With the rise of the 24-hour news cycle, audience-tailored and politicized news, public trust in the media is at an all-time low. While website clicks and cable news ratings are up, this does not mean the public is better informed or there is more rational debate. To counteract the current media environment, the Wisconsin Institute for Public Policy and Service, in partnership with Midwest Communications’ WSAU radio, is launching a civic journalism internship/training program for youth in grades 10-12.
“The public’s distrust of the media is worsened by a growing vacuum of journalism and reliable news sources at the local level,” said Eric Giordano, WIPPS executive director. “Regional media consolidation and the flight of local news sources is creating ‘news deserts’ across many areas of Wisconsin.

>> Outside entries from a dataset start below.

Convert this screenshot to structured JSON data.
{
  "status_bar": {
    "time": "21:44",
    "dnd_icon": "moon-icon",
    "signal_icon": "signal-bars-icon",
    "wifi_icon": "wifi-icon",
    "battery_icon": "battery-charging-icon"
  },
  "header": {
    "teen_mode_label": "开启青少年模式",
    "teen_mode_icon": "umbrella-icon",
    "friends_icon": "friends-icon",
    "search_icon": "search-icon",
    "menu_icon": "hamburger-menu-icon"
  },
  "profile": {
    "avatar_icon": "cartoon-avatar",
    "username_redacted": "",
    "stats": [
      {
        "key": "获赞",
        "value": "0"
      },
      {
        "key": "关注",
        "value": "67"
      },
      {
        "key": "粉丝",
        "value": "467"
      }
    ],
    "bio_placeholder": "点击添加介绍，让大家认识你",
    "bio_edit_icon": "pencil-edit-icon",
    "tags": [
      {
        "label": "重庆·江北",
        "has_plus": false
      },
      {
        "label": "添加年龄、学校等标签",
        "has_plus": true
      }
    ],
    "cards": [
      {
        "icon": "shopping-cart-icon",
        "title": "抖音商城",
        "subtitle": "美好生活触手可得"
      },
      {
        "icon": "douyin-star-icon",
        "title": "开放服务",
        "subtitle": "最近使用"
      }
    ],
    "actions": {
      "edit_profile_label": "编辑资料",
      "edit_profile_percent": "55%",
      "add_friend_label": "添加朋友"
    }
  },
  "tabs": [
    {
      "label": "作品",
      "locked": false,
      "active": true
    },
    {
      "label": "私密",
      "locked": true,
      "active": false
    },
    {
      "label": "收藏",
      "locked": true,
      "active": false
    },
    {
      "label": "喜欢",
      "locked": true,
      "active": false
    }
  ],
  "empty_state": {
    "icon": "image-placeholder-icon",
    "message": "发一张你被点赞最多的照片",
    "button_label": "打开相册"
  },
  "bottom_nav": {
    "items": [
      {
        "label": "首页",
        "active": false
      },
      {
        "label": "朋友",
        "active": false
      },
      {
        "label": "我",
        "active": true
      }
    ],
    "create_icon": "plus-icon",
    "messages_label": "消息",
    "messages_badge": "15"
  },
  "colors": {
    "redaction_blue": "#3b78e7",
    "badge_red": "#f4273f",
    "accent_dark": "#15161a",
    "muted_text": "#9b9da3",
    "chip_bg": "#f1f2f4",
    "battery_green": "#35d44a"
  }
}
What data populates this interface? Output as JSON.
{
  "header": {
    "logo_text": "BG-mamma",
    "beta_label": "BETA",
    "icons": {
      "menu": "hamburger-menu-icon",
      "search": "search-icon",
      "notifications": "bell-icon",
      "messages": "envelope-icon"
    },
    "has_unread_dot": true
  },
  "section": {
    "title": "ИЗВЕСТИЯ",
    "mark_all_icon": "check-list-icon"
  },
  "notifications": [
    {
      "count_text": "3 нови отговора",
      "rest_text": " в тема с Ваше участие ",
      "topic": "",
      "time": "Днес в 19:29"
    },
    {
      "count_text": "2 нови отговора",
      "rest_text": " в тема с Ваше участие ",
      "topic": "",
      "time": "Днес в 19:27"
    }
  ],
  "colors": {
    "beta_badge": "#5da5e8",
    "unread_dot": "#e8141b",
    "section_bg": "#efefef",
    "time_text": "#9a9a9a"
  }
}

Unless we can reverse these trends, we risk raising a new generation of uninformed and disengaged citizens – and declining health in democracy generally.”
The WIPPS/WSAU Student Journalism Program will train motivated high school students to become reporters for local radio stations and provide “real world” training in writing, editing and interview techniques, as well as broadcasting and journalism ethics.
“These student reporters will be able to interact with radio broadcast professionals at WSAU 550 AM, have their stories read, watched and heard by the public and get paid for their work,” said Chris Conley, operations manager for Midwest Communications-Wausau/Central Wisconsin.
“We are excited to offer this opportunity to area youth, not only because it will invigorate their involvement in the community, but also reinvigorate local news journalism and improve perceptions of journalism as a profession,” Conley said.
Several students have already signed on for the program, and written local stories.
“I wanted to get involved with this project because I want to pursue a major in journalism/broadcasting in college,” said Amber Marten. “I reported for my high school newspaper for three years, which helped me find my passion for journalism, and am very excited to be a part of this program.”
Adam Peterson wanted to hone his writing skills, while gaining practical experience in the field of journalism. “I hope to be able to work on a few different ideas, and really start to understand the process involved with journalism and working in the media.”